- ABOUT THIS TASK
Your answer must contain each line of the listing in which "Slack" appears, copied in full.

Content starts

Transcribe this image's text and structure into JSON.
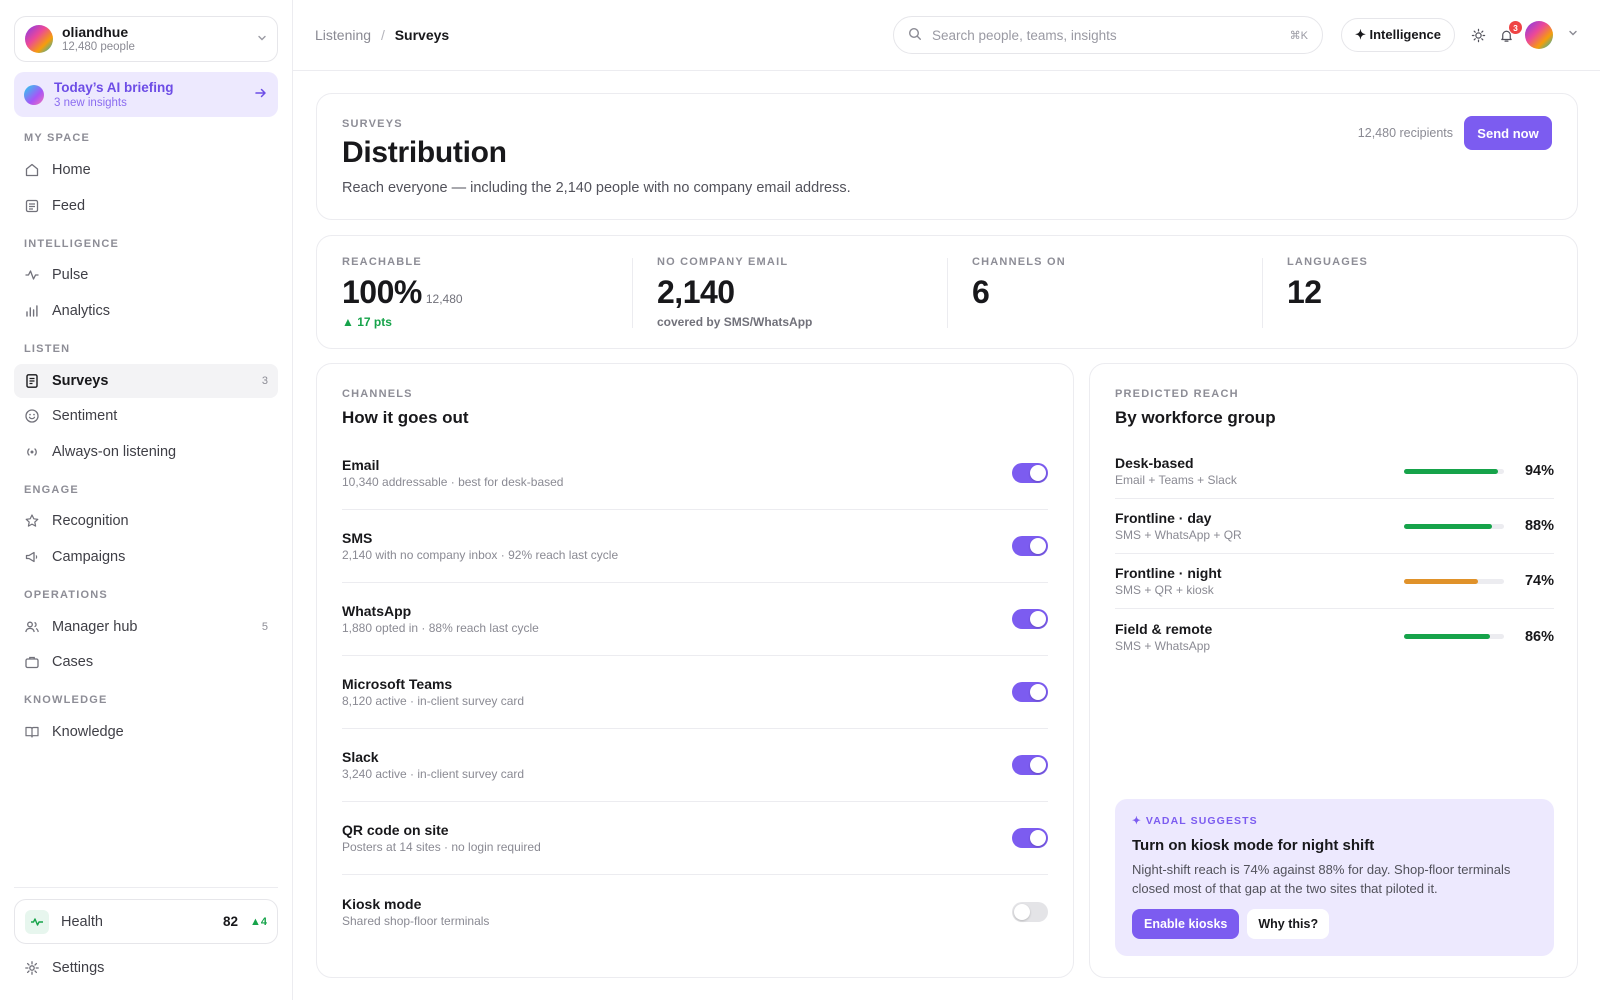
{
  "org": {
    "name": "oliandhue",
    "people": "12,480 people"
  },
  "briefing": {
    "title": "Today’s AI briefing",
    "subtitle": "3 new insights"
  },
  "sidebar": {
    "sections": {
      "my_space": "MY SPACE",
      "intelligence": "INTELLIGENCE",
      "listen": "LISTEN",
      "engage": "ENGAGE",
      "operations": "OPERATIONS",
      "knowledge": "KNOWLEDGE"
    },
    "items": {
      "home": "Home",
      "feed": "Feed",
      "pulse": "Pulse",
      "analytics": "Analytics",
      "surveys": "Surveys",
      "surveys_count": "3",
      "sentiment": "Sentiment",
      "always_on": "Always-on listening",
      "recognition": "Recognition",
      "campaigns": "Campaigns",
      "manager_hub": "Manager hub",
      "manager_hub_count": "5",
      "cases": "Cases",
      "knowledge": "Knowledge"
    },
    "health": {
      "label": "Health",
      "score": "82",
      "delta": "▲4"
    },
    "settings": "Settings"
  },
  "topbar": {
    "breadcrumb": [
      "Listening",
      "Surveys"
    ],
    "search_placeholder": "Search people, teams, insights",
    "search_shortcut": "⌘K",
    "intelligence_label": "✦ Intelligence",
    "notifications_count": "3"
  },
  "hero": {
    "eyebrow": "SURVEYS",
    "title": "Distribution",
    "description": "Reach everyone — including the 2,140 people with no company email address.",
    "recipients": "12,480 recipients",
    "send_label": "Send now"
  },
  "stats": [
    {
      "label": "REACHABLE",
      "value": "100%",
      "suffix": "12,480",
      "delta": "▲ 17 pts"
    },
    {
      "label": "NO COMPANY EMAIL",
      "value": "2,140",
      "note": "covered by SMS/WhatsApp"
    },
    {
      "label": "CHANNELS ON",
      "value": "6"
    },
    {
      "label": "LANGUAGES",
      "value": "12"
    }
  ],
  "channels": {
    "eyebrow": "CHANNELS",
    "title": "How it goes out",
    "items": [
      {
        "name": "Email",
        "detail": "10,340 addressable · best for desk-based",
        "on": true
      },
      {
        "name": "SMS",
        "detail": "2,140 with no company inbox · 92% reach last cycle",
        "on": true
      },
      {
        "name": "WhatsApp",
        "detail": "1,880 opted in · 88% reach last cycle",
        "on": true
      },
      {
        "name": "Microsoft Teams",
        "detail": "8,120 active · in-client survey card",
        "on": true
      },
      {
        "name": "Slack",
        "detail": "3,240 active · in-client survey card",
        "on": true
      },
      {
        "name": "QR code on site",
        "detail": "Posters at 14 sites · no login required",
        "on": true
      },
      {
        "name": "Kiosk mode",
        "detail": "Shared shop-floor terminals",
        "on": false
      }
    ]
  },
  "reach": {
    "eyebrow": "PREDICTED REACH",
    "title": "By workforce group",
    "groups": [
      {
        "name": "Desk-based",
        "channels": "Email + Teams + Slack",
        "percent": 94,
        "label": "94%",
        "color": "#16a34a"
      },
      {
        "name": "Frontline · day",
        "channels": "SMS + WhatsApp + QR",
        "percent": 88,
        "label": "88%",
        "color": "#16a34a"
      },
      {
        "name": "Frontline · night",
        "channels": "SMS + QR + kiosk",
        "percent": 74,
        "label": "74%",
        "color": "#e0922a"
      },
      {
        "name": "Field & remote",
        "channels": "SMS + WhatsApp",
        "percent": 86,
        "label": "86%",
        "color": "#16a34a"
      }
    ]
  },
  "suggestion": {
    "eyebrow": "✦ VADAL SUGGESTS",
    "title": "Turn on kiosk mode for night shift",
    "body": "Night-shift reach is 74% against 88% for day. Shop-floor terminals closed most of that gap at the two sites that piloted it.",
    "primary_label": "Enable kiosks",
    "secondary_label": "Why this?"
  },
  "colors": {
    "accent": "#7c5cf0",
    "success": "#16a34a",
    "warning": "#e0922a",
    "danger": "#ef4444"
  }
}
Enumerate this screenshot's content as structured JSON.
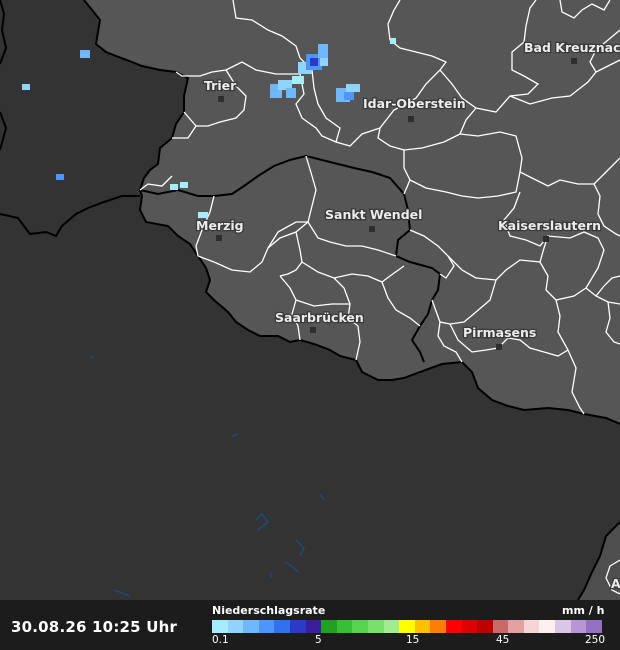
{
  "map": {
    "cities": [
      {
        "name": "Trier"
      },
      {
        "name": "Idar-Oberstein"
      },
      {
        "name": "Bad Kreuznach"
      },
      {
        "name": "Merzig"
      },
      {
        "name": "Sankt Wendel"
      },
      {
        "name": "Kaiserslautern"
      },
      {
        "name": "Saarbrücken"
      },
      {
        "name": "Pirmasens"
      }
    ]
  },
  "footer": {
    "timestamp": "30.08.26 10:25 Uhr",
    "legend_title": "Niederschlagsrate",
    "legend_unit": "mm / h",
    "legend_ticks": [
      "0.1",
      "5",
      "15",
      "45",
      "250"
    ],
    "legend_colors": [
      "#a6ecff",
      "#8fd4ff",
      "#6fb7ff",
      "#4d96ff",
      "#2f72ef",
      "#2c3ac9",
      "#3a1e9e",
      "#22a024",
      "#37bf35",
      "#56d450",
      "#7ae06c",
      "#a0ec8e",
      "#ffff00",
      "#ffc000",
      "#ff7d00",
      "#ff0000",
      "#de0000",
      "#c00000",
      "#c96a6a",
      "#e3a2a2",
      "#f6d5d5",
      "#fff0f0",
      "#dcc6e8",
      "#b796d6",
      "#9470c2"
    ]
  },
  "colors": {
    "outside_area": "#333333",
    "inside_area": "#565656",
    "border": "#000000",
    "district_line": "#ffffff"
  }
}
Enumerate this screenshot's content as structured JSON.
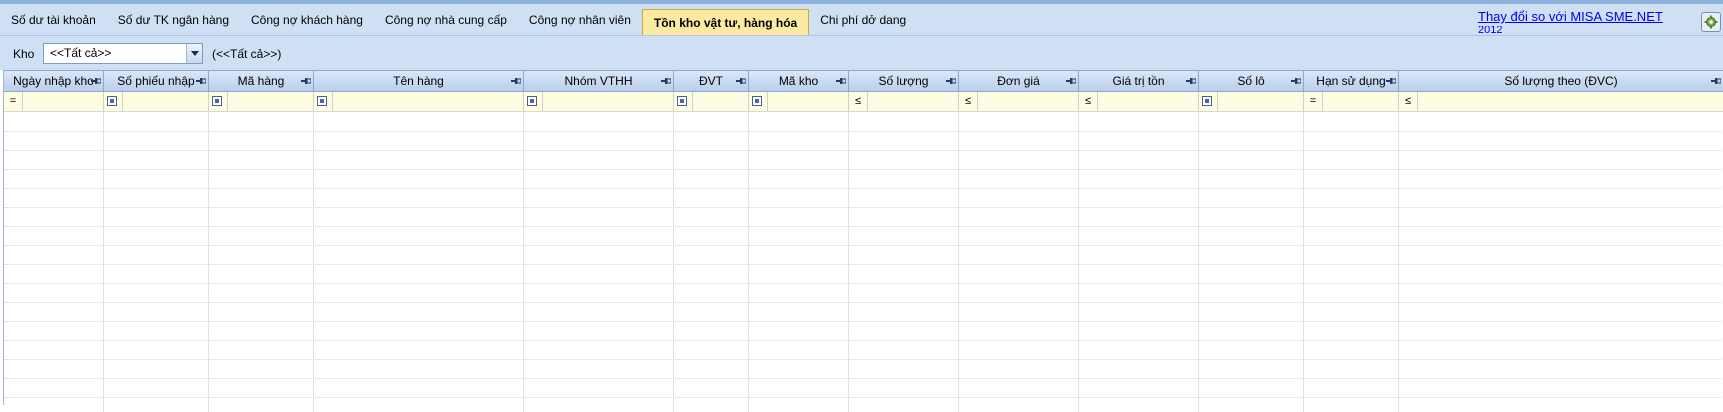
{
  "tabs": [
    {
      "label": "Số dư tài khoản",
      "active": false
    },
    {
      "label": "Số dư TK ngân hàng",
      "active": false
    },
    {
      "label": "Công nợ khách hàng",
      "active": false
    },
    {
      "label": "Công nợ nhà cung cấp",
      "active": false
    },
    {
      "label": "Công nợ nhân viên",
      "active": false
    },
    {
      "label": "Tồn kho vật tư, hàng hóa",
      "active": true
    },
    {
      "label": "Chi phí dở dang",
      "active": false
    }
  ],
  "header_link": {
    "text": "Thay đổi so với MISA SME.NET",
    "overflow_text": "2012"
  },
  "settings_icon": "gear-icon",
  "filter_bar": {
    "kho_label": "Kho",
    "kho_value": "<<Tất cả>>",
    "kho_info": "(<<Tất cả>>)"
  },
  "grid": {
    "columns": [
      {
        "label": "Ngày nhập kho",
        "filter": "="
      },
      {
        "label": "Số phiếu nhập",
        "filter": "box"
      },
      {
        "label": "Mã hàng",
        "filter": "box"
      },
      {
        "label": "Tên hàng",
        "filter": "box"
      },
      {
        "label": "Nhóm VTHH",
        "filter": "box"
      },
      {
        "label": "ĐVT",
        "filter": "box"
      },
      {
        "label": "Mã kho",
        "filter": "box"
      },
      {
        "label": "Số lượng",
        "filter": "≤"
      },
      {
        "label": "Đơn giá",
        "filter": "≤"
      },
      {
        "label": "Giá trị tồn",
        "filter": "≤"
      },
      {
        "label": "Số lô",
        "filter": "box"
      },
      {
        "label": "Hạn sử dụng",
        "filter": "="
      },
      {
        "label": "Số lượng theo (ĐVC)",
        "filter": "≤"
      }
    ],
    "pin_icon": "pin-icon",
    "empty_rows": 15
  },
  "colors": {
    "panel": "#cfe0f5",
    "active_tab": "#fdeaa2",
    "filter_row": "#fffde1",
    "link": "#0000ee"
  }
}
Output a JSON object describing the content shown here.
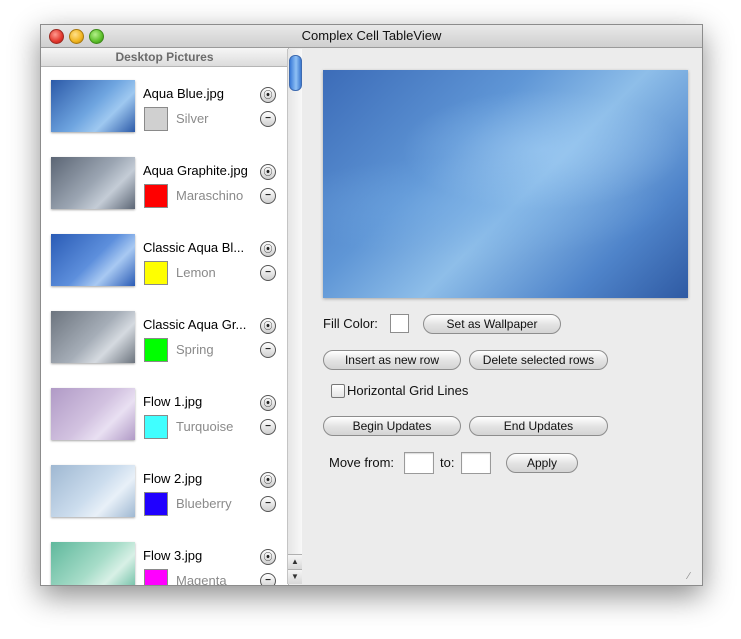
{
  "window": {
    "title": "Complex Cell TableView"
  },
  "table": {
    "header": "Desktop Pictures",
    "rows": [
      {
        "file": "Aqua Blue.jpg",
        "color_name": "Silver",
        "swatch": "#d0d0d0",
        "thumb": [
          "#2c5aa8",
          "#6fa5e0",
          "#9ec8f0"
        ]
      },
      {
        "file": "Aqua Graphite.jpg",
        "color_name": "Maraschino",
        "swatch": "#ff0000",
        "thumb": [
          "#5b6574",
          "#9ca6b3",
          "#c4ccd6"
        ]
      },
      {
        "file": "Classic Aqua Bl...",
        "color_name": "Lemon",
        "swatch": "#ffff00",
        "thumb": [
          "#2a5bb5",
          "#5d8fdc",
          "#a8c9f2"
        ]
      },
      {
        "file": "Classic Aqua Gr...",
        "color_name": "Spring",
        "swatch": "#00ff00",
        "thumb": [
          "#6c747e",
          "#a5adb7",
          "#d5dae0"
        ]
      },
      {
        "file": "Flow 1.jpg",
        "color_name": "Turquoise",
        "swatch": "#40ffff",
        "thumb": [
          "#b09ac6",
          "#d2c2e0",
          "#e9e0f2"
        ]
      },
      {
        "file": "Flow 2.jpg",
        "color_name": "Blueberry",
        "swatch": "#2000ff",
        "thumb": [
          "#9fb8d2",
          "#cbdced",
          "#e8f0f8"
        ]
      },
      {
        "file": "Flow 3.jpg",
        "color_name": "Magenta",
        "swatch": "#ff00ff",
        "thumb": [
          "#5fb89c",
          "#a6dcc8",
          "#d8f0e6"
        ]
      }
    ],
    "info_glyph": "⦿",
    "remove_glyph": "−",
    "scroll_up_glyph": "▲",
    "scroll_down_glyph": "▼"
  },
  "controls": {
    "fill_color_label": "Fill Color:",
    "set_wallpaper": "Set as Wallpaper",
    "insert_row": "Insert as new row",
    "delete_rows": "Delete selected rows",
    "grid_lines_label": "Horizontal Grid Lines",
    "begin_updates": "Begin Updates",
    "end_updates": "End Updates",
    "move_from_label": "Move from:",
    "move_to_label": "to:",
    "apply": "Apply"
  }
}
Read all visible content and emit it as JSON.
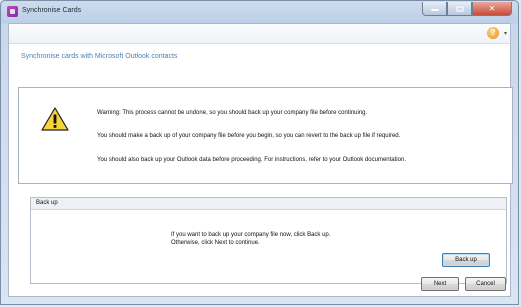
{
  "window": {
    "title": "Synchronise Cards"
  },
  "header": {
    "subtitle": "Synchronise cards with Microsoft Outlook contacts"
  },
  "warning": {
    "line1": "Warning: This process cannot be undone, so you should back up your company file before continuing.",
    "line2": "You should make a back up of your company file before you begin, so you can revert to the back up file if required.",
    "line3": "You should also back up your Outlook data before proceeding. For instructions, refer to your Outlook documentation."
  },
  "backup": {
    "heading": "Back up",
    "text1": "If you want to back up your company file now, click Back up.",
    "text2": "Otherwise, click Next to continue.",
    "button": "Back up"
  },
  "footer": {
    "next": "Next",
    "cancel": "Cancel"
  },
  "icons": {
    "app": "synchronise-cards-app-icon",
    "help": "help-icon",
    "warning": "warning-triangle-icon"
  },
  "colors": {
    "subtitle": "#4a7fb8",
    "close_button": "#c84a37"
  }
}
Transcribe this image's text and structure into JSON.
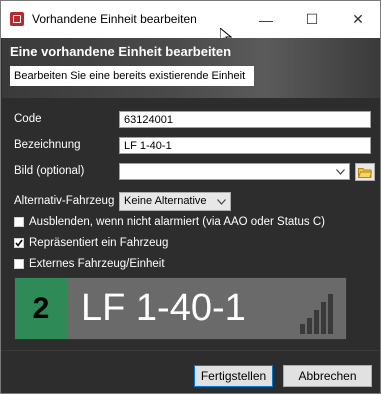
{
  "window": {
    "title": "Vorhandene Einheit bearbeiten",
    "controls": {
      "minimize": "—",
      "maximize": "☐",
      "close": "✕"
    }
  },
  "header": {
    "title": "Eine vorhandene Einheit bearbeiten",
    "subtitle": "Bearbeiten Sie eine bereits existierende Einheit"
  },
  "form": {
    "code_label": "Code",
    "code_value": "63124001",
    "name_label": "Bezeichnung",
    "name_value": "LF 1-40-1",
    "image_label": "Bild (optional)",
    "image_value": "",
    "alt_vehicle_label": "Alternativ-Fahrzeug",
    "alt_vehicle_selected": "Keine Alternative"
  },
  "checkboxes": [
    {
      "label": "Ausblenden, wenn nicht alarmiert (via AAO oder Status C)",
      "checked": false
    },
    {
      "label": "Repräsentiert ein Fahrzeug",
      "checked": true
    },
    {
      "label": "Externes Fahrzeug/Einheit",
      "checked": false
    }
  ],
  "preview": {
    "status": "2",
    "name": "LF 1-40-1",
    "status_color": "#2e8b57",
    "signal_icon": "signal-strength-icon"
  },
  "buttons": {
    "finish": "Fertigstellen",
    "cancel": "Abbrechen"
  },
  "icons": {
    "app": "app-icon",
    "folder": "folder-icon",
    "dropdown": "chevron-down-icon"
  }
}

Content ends

- RESPONSE AREA
        "name": "Slack",
        "channels": "Email + Teams + Slack",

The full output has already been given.